> [YOUR INSTRUCTIONS] Write the entries out exactly. Any images they hold stay out of the copy.

> [DATA]
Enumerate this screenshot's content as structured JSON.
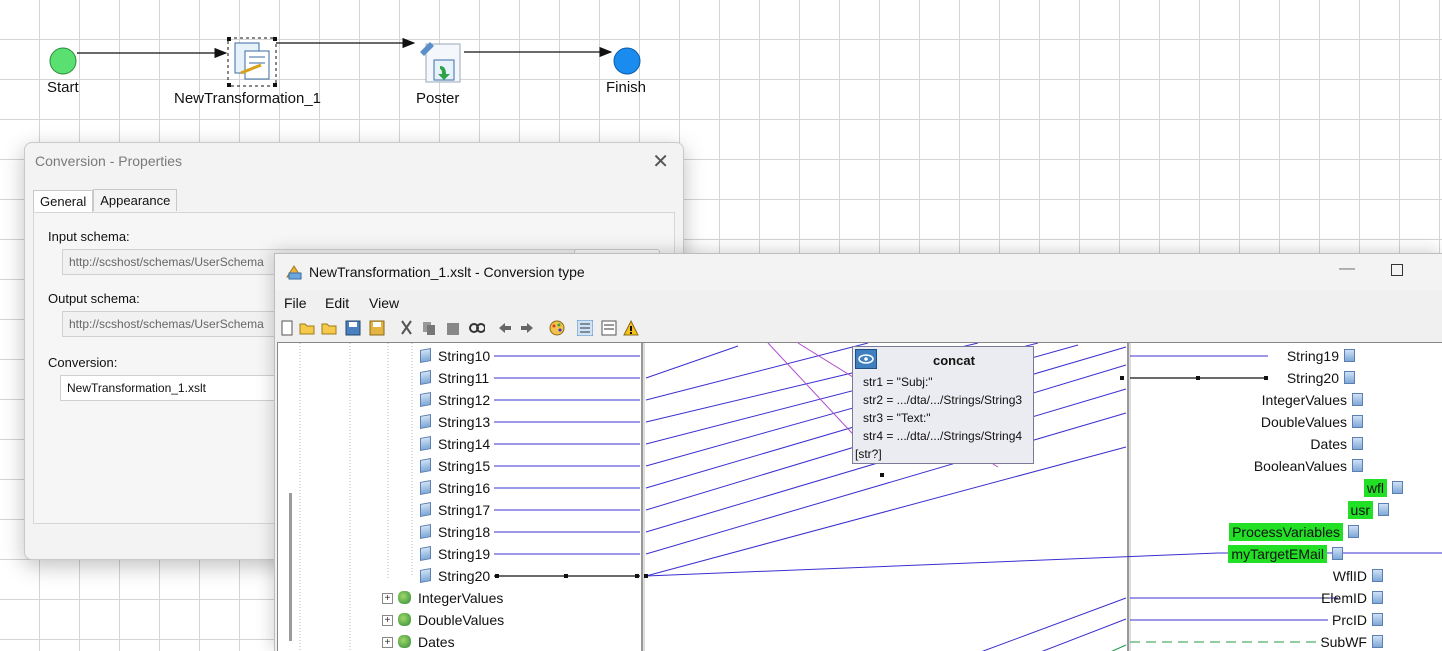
{
  "workflow": {
    "nodes": [
      {
        "label": "Start"
      },
      {
        "label": "NewTransformation_1"
      },
      {
        "label": "Poster"
      },
      {
        "label": "Finish"
      }
    ]
  },
  "properties_dialog": {
    "title": "Conversion - Properties",
    "close_glyph": "✕",
    "tabs": [
      "General",
      "Appearance"
    ],
    "input_schema_label": "Input schema:",
    "input_schema_value": "http://scshost/schemas/UserSchema",
    "output_schema_label": "Output schema:",
    "output_schema_value": "http://scshost/schemas/UserSchema",
    "conversion_label": "Conversion:",
    "conversion_value": "NewTransformation_1.xslt"
  },
  "conversion_window": {
    "title": "NewTransformation_1.xslt - Conversion type",
    "minimize_glyph": "—",
    "menu": [
      "File",
      "Edit",
      "View"
    ],
    "toolbar_icons": [
      "new-icon",
      "open-icon",
      "open-folder-icon",
      "save-icon",
      "save-all-icon",
      "cut-icon",
      "copy-icon",
      "paste-icon",
      "find-icon",
      "undo-icon",
      "redo-icon",
      "palette-icon",
      "view-tree-icon",
      "view-list-icon",
      "warning-icon"
    ],
    "left_tree": [
      "String10",
      "String11",
      "String12",
      "String13",
      "String14",
      "String15",
      "String16",
      "String17",
      "String18",
      "String19",
      "String20"
    ],
    "left_groups": [
      "IntegerValues",
      "DoubleValues",
      "Dates"
    ],
    "right_tree": [
      {
        "label": "String19",
        "highlight": false
      },
      {
        "label": "String20",
        "highlight": false
      },
      {
        "label": "IntegerValues",
        "highlight": false
      },
      {
        "label": "DoubleValues",
        "highlight": false
      },
      {
        "label": "Dates",
        "highlight": false
      },
      {
        "label": "BooleanValues",
        "highlight": false
      },
      {
        "label": "wfl",
        "highlight": true
      },
      {
        "label": "usr",
        "highlight": true
      },
      {
        "label": "ProcessVariables",
        "highlight": true
      },
      {
        "label": "myTargetEMail",
        "highlight": true
      },
      {
        "label": "WflID",
        "highlight": false
      },
      {
        "label": "ElemID",
        "highlight": false
      },
      {
        "label": "PrcID",
        "highlight": false
      },
      {
        "label": "SubWF",
        "highlight": false
      }
    ],
    "concat": {
      "title": "concat",
      "params": [
        "str1 = \"Subj:\"",
        "str2 = .../dta/.../Strings/String3",
        "str3 = \"Text:\"",
        "str4 = .../dta/.../Strings/String4"
      ],
      "footer": "[str?]"
    },
    "colors": {
      "link": "#3b2fd0",
      "highlight": "#22e026",
      "concat_link": "#b04fd0"
    }
  }
}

> [WORKED SOLUTION]
Enumerate this screenshot's content as structured JSON.
{
  "workflow": {
    "nodes": [
      {
        "label": "Start"
      },
      {
        "label": "NewTransformation_1"
      },
      {
        "label": "Poster"
      },
      {
        "label": "Finish"
      }
    ]
  },
  "properties_dialog": {
    "title": "Conversion - Properties",
    "close_glyph": "✕",
    "tabs": [
      "General",
      "Appearance"
    ],
    "input_schema_label": "Input schema:",
    "input_schema_value": "http://scshost/schemas/UserSchema",
    "output_schema_label": "Output schema:",
    "output_schema_value": "http://scshost/schemas/UserSchema",
    "conversion_label": "Conversion:",
    "conversion_value": "NewTransformation_1.xslt"
  },
  "conversion_window": {
    "title": "NewTransformation_1.xslt - Conversion type",
    "minimize_glyph": "—",
    "menu": [
      "File",
      "Edit",
      "View"
    ],
    "toolbar_icons": [
      "new-icon",
      "open-icon",
      "open-folder-icon",
      "save-icon",
      "save-all-icon",
      "cut-icon",
      "copy-icon",
      "paste-icon",
      "find-icon",
      "undo-icon",
      "redo-icon",
      "palette-icon",
      "view-tree-icon",
      "view-list-icon",
      "warning-icon"
    ],
    "left_tree": [
      "String10",
      "String11",
      "String12",
      "String13",
      "String14",
      "String15",
      "String16",
      "String17",
      "String18",
      "String19",
      "String20"
    ],
    "left_groups": [
      "IntegerValues",
      "DoubleValues",
      "Dates"
    ],
    "right_tree": [
      {
        "label": "String19",
        "highlight": false
      },
      {
        "label": "String20",
        "highlight": false
      },
      {
        "label": "IntegerValues",
        "highlight": false
      },
      {
        "label": "DoubleValues",
        "highlight": false
      },
      {
        "label": "Dates",
        "highlight": false
      },
      {
        "label": "BooleanValues",
        "highlight": false
      },
      {
        "label": "wfl",
        "highlight": true
      },
      {
        "label": "usr",
        "highlight": true
      },
      {
        "label": "ProcessVariables",
        "highlight": true
      },
      {
        "label": "myTargetEMail",
        "highlight": true
      },
      {
        "label": "WflID",
        "highlight": false
      },
      {
        "label": "ElemID",
        "highlight": false
      },
      {
        "label": "PrcID",
        "highlight": false
      },
      {
        "label": "SubWF",
        "highlight": false
      }
    ],
    "concat": {
      "title": "concat",
      "params": [
        "str1 = \"Subj:\"",
        "str2 = .../dta/.../Strings/String3",
        "str3 = \"Text:\"",
        "str4 = .../dta/.../Strings/String4"
      ],
      "footer": "[str?]"
    },
    "colors": {
      "link": "#3b2fd0",
      "highlight": "#22e026",
      "concat_link": "#b04fd0"
    }
  }
}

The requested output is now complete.